**Task statement**
Where the data below contains pictures, omit them; output the rest word for word.

**Data entries**

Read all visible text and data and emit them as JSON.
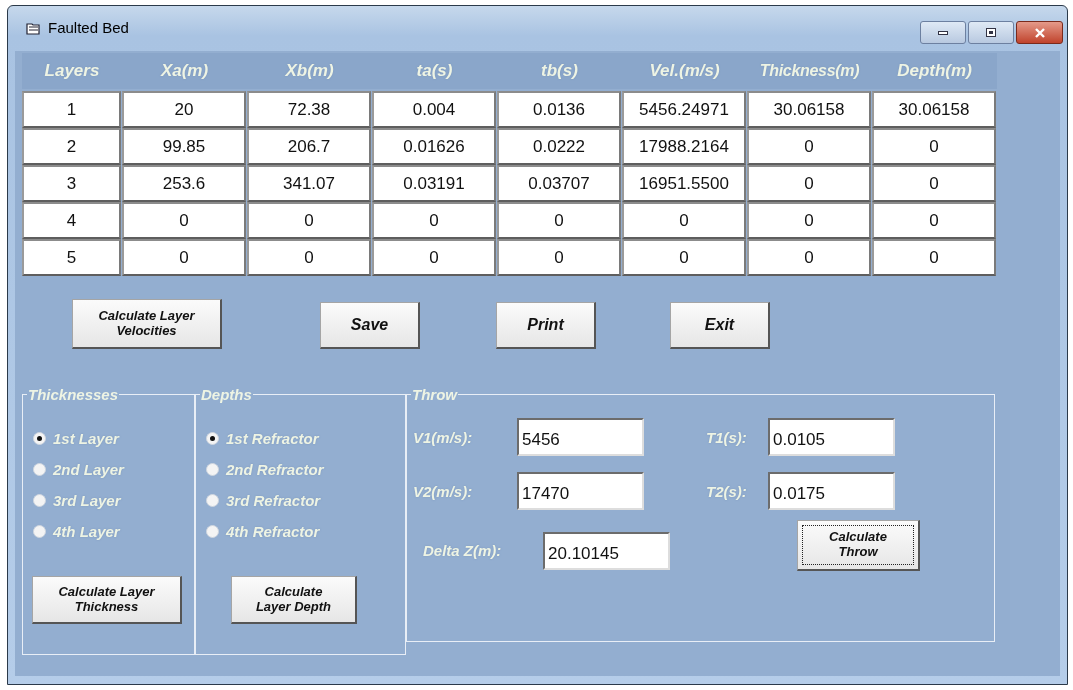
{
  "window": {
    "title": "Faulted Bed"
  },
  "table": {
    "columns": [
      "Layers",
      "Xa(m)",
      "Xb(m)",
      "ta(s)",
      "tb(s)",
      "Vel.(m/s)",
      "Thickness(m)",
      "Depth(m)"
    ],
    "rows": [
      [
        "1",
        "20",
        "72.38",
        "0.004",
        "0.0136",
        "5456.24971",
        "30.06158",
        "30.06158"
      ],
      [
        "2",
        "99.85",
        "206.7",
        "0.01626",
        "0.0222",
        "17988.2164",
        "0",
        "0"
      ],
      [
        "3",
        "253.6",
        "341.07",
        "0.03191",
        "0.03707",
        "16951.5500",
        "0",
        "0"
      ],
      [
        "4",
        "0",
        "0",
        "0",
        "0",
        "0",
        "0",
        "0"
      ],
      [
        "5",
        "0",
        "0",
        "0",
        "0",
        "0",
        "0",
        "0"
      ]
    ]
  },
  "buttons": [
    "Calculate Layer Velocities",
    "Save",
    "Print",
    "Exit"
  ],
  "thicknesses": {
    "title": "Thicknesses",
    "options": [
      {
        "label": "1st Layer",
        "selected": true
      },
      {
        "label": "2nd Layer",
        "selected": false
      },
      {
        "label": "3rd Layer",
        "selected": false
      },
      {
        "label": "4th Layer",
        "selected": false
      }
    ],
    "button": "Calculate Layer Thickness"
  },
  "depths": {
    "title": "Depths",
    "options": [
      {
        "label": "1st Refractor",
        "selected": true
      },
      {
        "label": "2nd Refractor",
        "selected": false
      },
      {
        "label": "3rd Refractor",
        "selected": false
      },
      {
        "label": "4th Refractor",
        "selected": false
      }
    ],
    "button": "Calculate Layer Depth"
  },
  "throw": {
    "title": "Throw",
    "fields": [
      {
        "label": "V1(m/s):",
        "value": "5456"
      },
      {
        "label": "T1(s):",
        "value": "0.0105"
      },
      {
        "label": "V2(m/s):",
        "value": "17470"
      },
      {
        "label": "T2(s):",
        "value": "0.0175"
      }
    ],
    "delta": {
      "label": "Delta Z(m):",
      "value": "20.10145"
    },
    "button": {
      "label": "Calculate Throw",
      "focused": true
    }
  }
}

**Response to the task**
Read all visible text and data and emit them as JSON.
{
  "window": {
    "title": "Faulted Bed"
  },
  "table": {
    "columns": [
      "Layers",
      "Xa(m)",
      "Xb(m)",
      "ta(s)",
      "tb(s)",
      "Vel.(m/s)",
      "Thickness(m)",
      "Depth(m)"
    ],
    "rows": [
      [
        "1",
        "20",
        "72.38",
        "0.004",
        "0.0136",
        "5456.24971",
        "30.06158",
        "30.06158"
      ],
      [
        "2",
        "99.85",
        "206.7",
        "0.01626",
        "0.0222",
        "17988.2164",
        "0",
        "0"
      ],
      [
        "3",
        "253.6",
        "341.07",
        "0.03191",
        "0.03707",
        "16951.5500",
        "0",
        "0"
      ],
      [
        "4",
        "0",
        "0",
        "0",
        "0",
        "0",
        "0",
        "0"
      ],
      [
        "5",
        "0",
        "0",
        "0",
        "0",
        "0",
        "0",
        "0"
      ]
    ]
  },
  "buttons": [
    "Calculate Layer Velocities",
    "Save",
    "Print",
    "Exit"
  ],
  "thicknesses": {
    "title": "Thicknesses",
    "options": [
      {
        "label": "1st Layer",
        "selected": true
      },
      {
        "label": "2nd Layer",
        "selected": false
      },
      {
        "label": "3rd Layer",
        "selected": false
      },
      {
        "label": "4th Layer",
        "selected": false
      }
    ],
    "button": "Calculate Layer Thickness"
  },
  "depths": {
    "title": "Depths",
    "options": [
      {
        "label": "1st Refractor",
        "selected": true
      },
      {
        "label": "2nd Refractor",
        "selected": false
      },
      {
        "label": "3rd Refractor",
        "selected": false
      },
      {
        "label": "4th Refractor",
        "selected": false
      }
    ],
    "button": "Calculate Layer Depth"
  },
  "throw": {
    "title": "Throw",
    "fields": [
      {
        "label": "V1(m/s):",
        "value": "5456"
      },
      {
        "label": "T1(s):",
        "value": "0.0105"
      },
      {
        "label": "V2(m/s):",
        "value": "17470"
      },
      {
        "label": "T2(s):",
        "value": "0.0175"
      }
    ],
    "delta": {
      "label": "Delta Z(m):",
      "value": "20.10145"
    },
    "button": {
      "label": "Calculate Throw",
      "focused": true
    }
  }
}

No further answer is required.